• _About this task_
All records that follow are to be output exactly.

• _Material supplied_

- Opening Delimiter -

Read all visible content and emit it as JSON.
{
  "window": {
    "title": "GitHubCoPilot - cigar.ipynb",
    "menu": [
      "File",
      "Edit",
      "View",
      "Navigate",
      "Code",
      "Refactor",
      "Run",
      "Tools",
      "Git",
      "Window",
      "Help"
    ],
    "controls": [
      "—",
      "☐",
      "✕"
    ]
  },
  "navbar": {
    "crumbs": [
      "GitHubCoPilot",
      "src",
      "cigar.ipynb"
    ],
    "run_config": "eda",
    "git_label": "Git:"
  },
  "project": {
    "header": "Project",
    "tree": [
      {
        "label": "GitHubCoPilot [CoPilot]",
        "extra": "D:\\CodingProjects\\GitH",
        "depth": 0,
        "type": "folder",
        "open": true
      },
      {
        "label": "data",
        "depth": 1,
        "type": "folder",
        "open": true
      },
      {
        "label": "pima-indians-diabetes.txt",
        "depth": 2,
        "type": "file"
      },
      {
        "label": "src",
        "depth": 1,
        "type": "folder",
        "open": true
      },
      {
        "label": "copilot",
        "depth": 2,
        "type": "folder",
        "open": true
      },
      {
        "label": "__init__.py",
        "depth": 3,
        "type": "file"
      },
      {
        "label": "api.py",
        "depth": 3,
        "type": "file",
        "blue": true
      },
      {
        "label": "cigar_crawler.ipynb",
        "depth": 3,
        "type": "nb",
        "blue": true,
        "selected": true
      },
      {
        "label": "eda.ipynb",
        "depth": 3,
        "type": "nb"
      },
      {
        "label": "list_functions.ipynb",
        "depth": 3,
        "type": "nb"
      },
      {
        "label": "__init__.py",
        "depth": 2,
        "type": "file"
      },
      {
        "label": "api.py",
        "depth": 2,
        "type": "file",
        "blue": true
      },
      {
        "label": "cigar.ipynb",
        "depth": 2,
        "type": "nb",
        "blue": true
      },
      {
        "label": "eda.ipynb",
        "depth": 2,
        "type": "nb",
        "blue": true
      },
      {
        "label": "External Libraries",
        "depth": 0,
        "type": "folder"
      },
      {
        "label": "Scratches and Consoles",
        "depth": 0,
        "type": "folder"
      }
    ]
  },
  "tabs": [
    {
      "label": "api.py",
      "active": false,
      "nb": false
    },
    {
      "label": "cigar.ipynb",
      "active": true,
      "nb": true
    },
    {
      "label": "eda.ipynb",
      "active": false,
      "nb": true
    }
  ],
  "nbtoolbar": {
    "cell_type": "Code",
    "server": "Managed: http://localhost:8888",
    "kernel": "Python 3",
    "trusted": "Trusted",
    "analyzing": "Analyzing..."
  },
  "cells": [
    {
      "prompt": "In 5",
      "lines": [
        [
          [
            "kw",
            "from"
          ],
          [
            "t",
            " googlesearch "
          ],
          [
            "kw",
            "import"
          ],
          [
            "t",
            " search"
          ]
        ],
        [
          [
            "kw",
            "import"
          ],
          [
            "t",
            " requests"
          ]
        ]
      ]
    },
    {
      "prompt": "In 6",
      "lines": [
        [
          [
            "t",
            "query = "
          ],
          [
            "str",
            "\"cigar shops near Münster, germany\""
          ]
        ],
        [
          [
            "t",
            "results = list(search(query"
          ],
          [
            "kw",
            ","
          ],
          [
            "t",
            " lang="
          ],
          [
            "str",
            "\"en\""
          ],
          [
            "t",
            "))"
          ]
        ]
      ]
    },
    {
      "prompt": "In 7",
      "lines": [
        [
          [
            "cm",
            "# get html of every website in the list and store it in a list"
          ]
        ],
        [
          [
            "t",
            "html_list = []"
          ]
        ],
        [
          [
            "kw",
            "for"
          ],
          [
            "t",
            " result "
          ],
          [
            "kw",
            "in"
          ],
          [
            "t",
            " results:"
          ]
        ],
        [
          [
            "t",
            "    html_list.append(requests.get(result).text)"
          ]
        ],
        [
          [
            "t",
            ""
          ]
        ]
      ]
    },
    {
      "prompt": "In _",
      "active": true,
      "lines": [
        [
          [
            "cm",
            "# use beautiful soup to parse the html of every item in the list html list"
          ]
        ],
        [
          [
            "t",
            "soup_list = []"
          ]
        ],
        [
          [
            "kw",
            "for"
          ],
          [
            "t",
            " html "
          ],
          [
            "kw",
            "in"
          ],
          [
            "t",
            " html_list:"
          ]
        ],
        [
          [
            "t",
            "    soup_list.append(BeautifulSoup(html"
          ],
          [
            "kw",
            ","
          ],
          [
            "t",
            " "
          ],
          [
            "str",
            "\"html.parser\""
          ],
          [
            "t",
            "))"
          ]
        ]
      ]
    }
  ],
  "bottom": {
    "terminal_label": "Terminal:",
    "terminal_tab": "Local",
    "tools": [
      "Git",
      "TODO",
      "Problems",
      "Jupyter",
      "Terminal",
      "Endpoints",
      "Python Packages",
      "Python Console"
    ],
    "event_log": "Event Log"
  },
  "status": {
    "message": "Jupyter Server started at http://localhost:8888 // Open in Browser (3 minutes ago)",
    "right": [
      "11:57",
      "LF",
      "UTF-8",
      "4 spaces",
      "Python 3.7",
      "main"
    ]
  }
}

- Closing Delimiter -

• _Exercise response_
Read all visible content and emit it as JSON.
{
  "window": {
    "title": "GitHubCoPilot - cigar.ipynb",
    "menu": [
      "File",
      "Edit",
      "View",
      "Navigate",
      "Code",
      "Refactor",
      "Run",
      "Tools",
      "Git",
      "Window",
      "Help"
    ],
    "controls": [
      "—",
      "☐",
      "✕"
    ]
  },
  "navbar": {
    "crumbs": [
      "GitHubCoPilot",
      "src",
      "cigar.ipynb"
    ],
    "run_config": "eda",
    "git_label": "Git:"
  },
  "project": {
    "header": "Project",
    "tree": [
      {
        "label": "GitHubCoPilot [CoPilot]",
        "extra": "D:\\CodingProjects\\GitH",
        "depth": 0,
        "type": "folder",
        "open": true
      },
      {
        "label": "data",
        "depth": 1,
        "type": "folder",
        "open": true
      },
      {
        "label": "pima-indians-diabetes.txt",
        "depth": 2,
        "type": "file"
      },
      {
        "label": "src",
        "depth": 1,
        "type": "folder",
        "open": true
      },
      {
        "label": "copilot",
        "depth": 2,
        "type": "folder",
        "open": true
      },
      {
        "label": "__init__.py",
        "depth": 3,
        "type": "file"
      },
      {
        "label": "api.py",
        "depth": 3,
        "type": "file",
        "blue": true
      },
      {
        "label": "cigar_crawler.ipynb",
        "depth": 3,
        "type": "nb",
        "blue": true,
        "selected": true
      },
      {
        "label": "eda.ipynb",
        "depth": 3,
        "type": "nb"
      },
      {
        "label": "list_functions.ipynb",
        "depth": 3,
        "type": "nb"
      },
      {
        "label": "__init__.py",
        "depth": 2,
        "type": "file"
      },
      {
        "label": "api.py",
        "depth": 2,
        "type": "file",
        "blue": true
      },
      {
        "label": "cigar.ipynb",
        "depth": 2,
        "type": "nb",
        "blue": true
      },
      {
        "label": "eda.ipynb",
        "depth": 2,
        "type": "nb",
        "blue": true
      },
      {
        "label": "External Libraries",
        "depth": 0,
        "type": "folder"
      },
      {
        "label": "Scratches and Consoles",
        "depth": 0,
        "type": "folder"
      }
    ]
  },
  "tabs": [
    {
      "label": "api.py",
      "active": false,
      "nb": false
    },
    {
      "label": "cigar.ipynb",
      "active": true,
      "nb": true
    },
    {
      "label": "eda.ipynb",
      "active": false,
      "nb": true
    }
  ],
  "nbtoolbar": {
    "cell_type": "Code",
    "server": "Managed: http://localhost:8888",
    "kernel": "Python 3",
    "trusted": "Trusted",
    "analyzing": "Analyzing..."
  },
  "cells": [
    {
      "prompt": "In 5",
      "lines": [
        [
          [
            "kw",
            "from"
          ],
          [
            "t",
            " googlesearch "
          ],
          [
            "kw",
            "import"
          ],
          [
            "t",
            " search"
          ]
        ],
        [
          [
            "kw",
            "import"
          ],
          [
            "t",
            " requests"
          ]
        ]
      ]
    },
    {
      "prompt": "In 6",
      "lines": [
        [
          [
            "t",
            "query = "
          ],
          [
            "str",
            "\"cigar shops near Münster, germany\""
          ]
        ],
        [
          [
            "t",
            "results = list(search(query"
          ],
          [
            "kw",
            ","
          ],
          [
            "t",
            " lang="
          ],
          [
            "str",
            "\"en\""
          ],
          [
            "t",
            "))"
          ]
        ]
      ]
    },
    {
      "prompt": "In 7",
      "lines": [
        [
          [
            "cm",
            "# get html of every website in the list and store it in a list"
          ]
        ],
        [
          [
            "t",
            "html_list = []"
          ]
        ],
        [
          [
            "kw",
            "for"
          ],
          [
            "t",
            " result "
          ],
          [
            "kw",
            "in"
          ],
          [
            "t",
            " results:"
          ]
        ],
        [
          [
            "t",
            "    html_list.append(requests.get(result).text)"
          ]
        ],
        [
          [
            "t",
            ""
          ]
        ]
      ]
    },
    {
      "prompt": "In _",
      "active": true,
      "lines": [
        [
          [
            "cm",
            "# use beautiful soup to parse the html of every item in the list html list"
          ]
        ],
        [
          [
            "t",
            "soup_list = []"
          ]
        ],
        [
          [
            "kw",
            "for"
          ],
          [
            "t",
            " html "
          ],
          [
            "kw",
            "in"
          ],
          [
            "t",
            " html_list:"
          ]
        ],
        [
          [
            "t",
            "    soup_list.append(BeautifulSoup(html"
          ],
          [
            "kw",
            ","
          ],
          [
            "t",
            " "
          ],
          [
            "str",
            "\"html.parser\""
          ],
          [
            "t",
            "))"
          ]
        ]
      ]
    }
  ],
  "bottom": {
    "terminal_label": "Terminal:",
    "terminal_tab": "Local",
    "tools": [
      "Git",
      "TODO",
      "Problems",
      "Jupyter",
      "Terminal",
      "Endpoints",
      "Python Packages",
      "Python Console"
    ],
    "event_log": "Event Log"
  },
  "status": {
    "message": "Jupyter Server started at http://localhost:8888 // Open in Browser (3 minutes ago)",
    "right": [
      "11:57",
      "LF",
      "UTF-8",
      "4 spaces",
      "Python 3.7",
      "main"
    ]
  }
}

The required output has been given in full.